In a rare move, RBG read her written dissent from the bench, CNN reports, saying, “The court today holds enforceable these arm-twisted, take-it-or-leave-it contracts—including the provisions requiring employees to litigate wage and hours claims only one-by-one. Federal labor law does not countenance such isolation of employees.”
But what was this case really all about? Here are four things you should know about the ruling.
1. The Epic Systems Corp. v. Lewis Case looked at how federal laws relate to workplace lawsuits.
RBG was all fired up over Epic Systems Corp. v. Lewis, which consolidated three cases where employees wanted to file group claims against their employers, despite signing contracts that contained arbitration clauses. Arbitration clauses are legal methods used to resolve disputes in private settings through a third-party, instead of in public court or through a collective claim in court. To the disappointment of many, including RBG, the Supreme Court ruled that a federal law gives employers the right to enforce these kinds of legal agreements and that they can use arbitration clauses in contracts to keep workers from banding together as a collective.
According to the New York Times, the Supreme Court issued a 5-4 ruling, which is estimated to affect some 25 million employment contracts.
2. Arbitration agreements have come under fire in the wake of #MeToo.
You may have been hearing a lot about arbitration agreements lately—they’ve inspired a lot of controversy in the wake of the #MeToo movement. Critics have pointed out that in cases of sexual harassment, arbitration agreements can force victims into silence by limiting the ways they can pursue and talk about their claims.
The latest headlines about arbitration agreements involved Uber. Several women who accused Uber drivers of sexual misconduct wrote a public letter urging the company’s board to release them of a mandatory arbitration provision found in the Uber app’s user agreement, partially so that they could join a collective claim against the company together. Uber revealed in a post that it would reverse the policy as it pertains to sexual harassment.
3. Critics think the Supreme Court ruling will affect survivors of sexual harassment and assault.
Although Epic Systems Corp. v. Lewis was not specifically about sexual harassment, the Supreme Court signaled through their ruling that it would side with employers. The Cut writes that the ruling is a potential blow to the #MeToo movement—women and victims of sexual misconduct who sign arbitration agreements may not be able to fight sexual harassment together in the workplace. If their employer puts one of these clauses in the contract they sign as an employee, they’ll have to file individual claims and challenge their place of work on a one-on-one basis.
Additionally, they might also have to deal with non-disclosure agreements, which could prevent them from speaking publicly about disputes and corralling public support.
4. RBG says the decision has other implications on employee issues.
Justice Neil M. Gorsuch said the court came to their decision through a federal law that favors arbitration and the court’s precedents.
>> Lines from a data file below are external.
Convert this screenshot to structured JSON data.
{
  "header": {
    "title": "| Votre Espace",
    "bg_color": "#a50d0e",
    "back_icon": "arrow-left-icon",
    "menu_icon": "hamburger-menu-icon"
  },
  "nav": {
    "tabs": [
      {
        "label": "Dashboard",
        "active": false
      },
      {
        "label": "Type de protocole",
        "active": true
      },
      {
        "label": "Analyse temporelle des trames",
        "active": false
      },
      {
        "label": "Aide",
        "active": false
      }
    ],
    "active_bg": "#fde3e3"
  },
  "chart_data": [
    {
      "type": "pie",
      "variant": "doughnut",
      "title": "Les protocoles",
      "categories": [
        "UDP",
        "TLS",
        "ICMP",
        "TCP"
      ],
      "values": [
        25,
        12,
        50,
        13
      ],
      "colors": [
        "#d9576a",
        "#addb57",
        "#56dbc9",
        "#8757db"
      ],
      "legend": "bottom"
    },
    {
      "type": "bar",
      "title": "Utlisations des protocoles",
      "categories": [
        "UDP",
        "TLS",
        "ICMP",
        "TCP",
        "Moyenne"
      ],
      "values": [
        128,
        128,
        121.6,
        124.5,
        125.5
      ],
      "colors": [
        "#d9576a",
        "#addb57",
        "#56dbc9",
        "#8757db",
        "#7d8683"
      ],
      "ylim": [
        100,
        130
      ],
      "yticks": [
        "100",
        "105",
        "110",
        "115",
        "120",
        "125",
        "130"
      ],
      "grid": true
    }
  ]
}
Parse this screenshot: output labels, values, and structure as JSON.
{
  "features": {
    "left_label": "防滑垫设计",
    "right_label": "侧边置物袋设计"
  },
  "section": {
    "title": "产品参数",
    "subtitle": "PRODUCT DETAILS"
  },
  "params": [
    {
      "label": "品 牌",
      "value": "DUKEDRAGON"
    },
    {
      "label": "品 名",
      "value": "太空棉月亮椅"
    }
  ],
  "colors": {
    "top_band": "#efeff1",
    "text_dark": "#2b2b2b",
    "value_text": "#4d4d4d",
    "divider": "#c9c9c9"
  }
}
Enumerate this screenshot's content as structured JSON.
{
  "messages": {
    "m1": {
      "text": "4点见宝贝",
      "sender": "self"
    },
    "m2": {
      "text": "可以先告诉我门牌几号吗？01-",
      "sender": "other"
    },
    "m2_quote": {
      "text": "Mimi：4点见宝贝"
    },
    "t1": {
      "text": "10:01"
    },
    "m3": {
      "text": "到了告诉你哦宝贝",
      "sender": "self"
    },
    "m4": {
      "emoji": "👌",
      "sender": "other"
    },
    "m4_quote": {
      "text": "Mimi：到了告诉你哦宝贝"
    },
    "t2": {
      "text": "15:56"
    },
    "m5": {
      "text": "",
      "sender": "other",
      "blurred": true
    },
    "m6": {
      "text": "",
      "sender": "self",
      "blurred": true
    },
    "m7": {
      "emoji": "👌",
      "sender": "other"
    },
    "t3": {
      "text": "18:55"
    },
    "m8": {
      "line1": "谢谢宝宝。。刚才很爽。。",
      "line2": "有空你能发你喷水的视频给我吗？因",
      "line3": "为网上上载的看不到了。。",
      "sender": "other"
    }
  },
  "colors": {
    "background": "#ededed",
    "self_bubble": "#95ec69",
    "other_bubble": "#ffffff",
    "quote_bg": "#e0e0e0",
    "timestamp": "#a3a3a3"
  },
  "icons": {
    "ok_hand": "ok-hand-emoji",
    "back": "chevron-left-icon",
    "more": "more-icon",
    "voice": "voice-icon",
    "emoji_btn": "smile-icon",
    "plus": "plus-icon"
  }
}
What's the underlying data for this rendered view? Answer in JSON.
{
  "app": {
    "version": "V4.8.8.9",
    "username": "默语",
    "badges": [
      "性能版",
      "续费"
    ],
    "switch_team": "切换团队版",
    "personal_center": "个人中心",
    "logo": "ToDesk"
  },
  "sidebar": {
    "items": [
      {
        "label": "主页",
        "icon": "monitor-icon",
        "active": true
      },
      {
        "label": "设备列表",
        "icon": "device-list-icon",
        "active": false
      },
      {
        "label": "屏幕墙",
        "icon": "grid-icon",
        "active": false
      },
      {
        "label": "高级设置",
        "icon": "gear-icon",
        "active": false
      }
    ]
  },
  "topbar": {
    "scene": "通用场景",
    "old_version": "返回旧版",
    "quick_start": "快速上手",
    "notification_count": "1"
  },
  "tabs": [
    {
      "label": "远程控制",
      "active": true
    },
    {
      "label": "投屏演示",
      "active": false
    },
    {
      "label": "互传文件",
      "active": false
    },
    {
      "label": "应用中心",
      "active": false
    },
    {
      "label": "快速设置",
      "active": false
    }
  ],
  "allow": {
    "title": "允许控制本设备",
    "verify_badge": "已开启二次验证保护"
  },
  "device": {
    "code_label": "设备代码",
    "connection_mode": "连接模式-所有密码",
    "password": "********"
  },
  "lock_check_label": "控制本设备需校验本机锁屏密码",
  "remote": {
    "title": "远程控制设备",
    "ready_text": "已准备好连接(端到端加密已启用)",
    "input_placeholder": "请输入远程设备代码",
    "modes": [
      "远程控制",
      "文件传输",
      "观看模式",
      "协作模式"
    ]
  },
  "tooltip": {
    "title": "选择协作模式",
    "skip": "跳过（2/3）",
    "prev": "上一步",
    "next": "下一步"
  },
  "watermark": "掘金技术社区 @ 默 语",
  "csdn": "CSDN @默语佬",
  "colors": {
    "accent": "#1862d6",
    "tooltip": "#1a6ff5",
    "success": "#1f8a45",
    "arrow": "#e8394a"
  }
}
But in her dissent, RBG was quick to point out specific employment issues that the majority opinion could lead to, suggesting that individual arbitrations may not offer results that are as impactful as class-action suits.
“By joining hands in litigation, workers can spread the costs of litigation and reduce the risk of employer retaliation,” she wrote.